AB - The human feto-maternal unit produces large amounts of steroid hormones, particularly estrogens, during the second and third trimesters. The fetal adrenal gland and the placenta are considered the principal tissues driving steroid production but the fetal liver is likely to play an essential role in this process. This study was designed to measure transcript expression of proteins involved in steroid synthesis, metabolism, conjugation and signaling in the human fetal liver and to examine sex differences and effects of maternal smoking. Liver samples were taken from 55 normal fetuses from women undergoing second trimester elective termination. Levels of 23 mRNA transcripts encoding steroid synthesis/ metabolic/conjugation enzymes and steroid receptors were measured by real-time PCR. Expression of representative proteins was confirmed by Western blotting and immunohistochemistry. The human fetal livers expressed high levels of CYP19A1, SULT 2A1, SULT1E1, HSD17B2, SRD5A3 and CYP3A7. Lower levels of SULT1A1, STS, UGT2B17, GPER, AKR1C3, UGT2B15, AR, CYP11A1, CYP21A2, HSD17B3, HSD17B1 and SRD5A1 were also detectable. Expression of ESR, ESR2, CYP17A1 and HSD3B transcripts was undetectable in most fetal livers although HSD3B was shown to be present by Western blotting. Sex differences were limited to SRD5A3 (lower in females) and UGT2B17 (higher in females). Maternal smoking increased expression of CYP19A1, SULT2A1, UGT2B17, HSD17B2 and AKR1C3 and reduced expression of SRD5A3 in the male fetal liver. This study shows that the human fetal liver is likely to have an extensive effect on circulating steroid levels in the human fetus and mother. The most important of these effects will be alterations to the species, conjugation and availability of estrogens in the fetus. Maternal smoking is likely to reduce circulating androgen bioactivity in male fetuses.

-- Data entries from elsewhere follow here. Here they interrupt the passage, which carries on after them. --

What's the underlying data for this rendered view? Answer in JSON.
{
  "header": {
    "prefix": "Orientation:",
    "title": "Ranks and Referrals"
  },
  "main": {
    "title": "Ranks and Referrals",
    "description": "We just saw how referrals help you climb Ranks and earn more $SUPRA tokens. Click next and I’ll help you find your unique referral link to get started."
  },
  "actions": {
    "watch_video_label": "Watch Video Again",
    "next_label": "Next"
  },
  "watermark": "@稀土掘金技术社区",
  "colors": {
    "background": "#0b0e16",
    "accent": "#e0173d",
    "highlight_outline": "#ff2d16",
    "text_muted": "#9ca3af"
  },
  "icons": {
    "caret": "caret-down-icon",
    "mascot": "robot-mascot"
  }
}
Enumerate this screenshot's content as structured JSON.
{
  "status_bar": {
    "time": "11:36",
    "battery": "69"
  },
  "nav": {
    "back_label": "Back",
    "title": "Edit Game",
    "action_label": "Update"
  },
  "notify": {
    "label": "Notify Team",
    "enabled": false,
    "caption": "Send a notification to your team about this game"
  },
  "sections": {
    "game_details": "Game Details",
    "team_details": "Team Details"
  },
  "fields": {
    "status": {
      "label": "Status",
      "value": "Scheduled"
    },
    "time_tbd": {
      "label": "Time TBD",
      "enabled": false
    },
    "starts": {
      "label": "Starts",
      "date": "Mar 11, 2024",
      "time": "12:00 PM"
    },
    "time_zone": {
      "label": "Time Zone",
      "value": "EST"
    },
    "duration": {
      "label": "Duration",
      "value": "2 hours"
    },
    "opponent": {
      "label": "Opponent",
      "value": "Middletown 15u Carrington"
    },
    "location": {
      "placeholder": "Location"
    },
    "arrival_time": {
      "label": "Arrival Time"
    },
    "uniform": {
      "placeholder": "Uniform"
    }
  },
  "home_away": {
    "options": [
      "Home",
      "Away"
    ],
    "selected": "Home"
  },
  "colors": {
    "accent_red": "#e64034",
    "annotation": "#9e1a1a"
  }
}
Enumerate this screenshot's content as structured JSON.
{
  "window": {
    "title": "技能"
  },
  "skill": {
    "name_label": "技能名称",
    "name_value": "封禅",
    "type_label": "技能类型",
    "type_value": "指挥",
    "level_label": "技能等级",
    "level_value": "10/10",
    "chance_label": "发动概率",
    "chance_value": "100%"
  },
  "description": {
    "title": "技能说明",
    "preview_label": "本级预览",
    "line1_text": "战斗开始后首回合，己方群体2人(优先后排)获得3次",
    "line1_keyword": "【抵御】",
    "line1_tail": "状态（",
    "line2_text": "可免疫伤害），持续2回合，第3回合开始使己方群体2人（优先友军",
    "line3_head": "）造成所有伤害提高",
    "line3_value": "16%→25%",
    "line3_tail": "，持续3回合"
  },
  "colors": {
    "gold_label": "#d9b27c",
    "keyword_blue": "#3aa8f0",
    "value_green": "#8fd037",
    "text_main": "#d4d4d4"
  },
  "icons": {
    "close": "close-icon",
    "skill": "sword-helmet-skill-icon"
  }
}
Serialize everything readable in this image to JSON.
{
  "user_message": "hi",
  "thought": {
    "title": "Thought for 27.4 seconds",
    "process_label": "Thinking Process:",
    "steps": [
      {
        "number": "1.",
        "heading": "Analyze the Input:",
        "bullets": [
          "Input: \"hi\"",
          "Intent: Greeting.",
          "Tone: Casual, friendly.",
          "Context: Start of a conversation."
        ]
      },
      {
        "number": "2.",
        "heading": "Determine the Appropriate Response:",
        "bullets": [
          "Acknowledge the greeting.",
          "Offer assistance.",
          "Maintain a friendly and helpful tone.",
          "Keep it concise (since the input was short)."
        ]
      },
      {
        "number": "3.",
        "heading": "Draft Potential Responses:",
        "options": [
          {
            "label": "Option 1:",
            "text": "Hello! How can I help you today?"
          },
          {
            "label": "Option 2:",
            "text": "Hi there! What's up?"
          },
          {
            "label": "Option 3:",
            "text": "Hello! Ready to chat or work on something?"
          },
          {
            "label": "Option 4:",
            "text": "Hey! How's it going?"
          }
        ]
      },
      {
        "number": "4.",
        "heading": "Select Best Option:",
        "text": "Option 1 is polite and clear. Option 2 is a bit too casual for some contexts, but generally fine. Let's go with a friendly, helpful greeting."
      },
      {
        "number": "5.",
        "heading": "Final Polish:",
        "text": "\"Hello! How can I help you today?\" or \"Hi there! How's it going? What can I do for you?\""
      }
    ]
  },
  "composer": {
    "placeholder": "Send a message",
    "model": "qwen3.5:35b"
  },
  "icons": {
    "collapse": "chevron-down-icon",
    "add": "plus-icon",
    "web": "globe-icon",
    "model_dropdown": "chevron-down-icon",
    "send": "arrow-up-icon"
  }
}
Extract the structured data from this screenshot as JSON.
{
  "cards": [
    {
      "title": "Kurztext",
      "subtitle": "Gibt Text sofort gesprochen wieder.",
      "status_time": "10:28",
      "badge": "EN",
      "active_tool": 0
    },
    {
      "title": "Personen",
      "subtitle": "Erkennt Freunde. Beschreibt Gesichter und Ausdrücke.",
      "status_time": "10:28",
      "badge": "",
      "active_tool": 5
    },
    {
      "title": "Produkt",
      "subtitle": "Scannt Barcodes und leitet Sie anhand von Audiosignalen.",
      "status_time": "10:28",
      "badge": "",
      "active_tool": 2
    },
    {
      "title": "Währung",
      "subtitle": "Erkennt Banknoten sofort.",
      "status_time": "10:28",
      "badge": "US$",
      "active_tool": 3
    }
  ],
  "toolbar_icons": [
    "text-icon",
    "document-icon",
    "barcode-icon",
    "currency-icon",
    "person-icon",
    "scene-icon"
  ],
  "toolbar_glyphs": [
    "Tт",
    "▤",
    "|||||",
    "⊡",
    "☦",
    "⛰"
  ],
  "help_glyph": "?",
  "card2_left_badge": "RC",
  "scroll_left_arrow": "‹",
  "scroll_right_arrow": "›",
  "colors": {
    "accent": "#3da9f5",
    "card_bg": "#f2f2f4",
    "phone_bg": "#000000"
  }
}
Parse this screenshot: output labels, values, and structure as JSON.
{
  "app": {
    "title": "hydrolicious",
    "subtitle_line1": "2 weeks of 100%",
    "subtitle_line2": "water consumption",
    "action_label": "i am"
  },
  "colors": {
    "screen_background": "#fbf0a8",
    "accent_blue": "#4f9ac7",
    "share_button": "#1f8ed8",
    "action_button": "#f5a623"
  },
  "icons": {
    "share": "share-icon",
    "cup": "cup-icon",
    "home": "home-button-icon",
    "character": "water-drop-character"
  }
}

KW - steroidogenesis

KW - conjugation

KW - estrogen

KW - androgen

KW - placenta

U2 - 10.1093/molehr/gas059

DO - 10.1093/molehr/gas059

M3 - Article

C2 - 23197595

VL - 19

SP - 177

EP - 187

JO - Molecular Human Reproduction

JF - Molecular Human Reproduction

SN - 1360-9947

IS - 3

ER -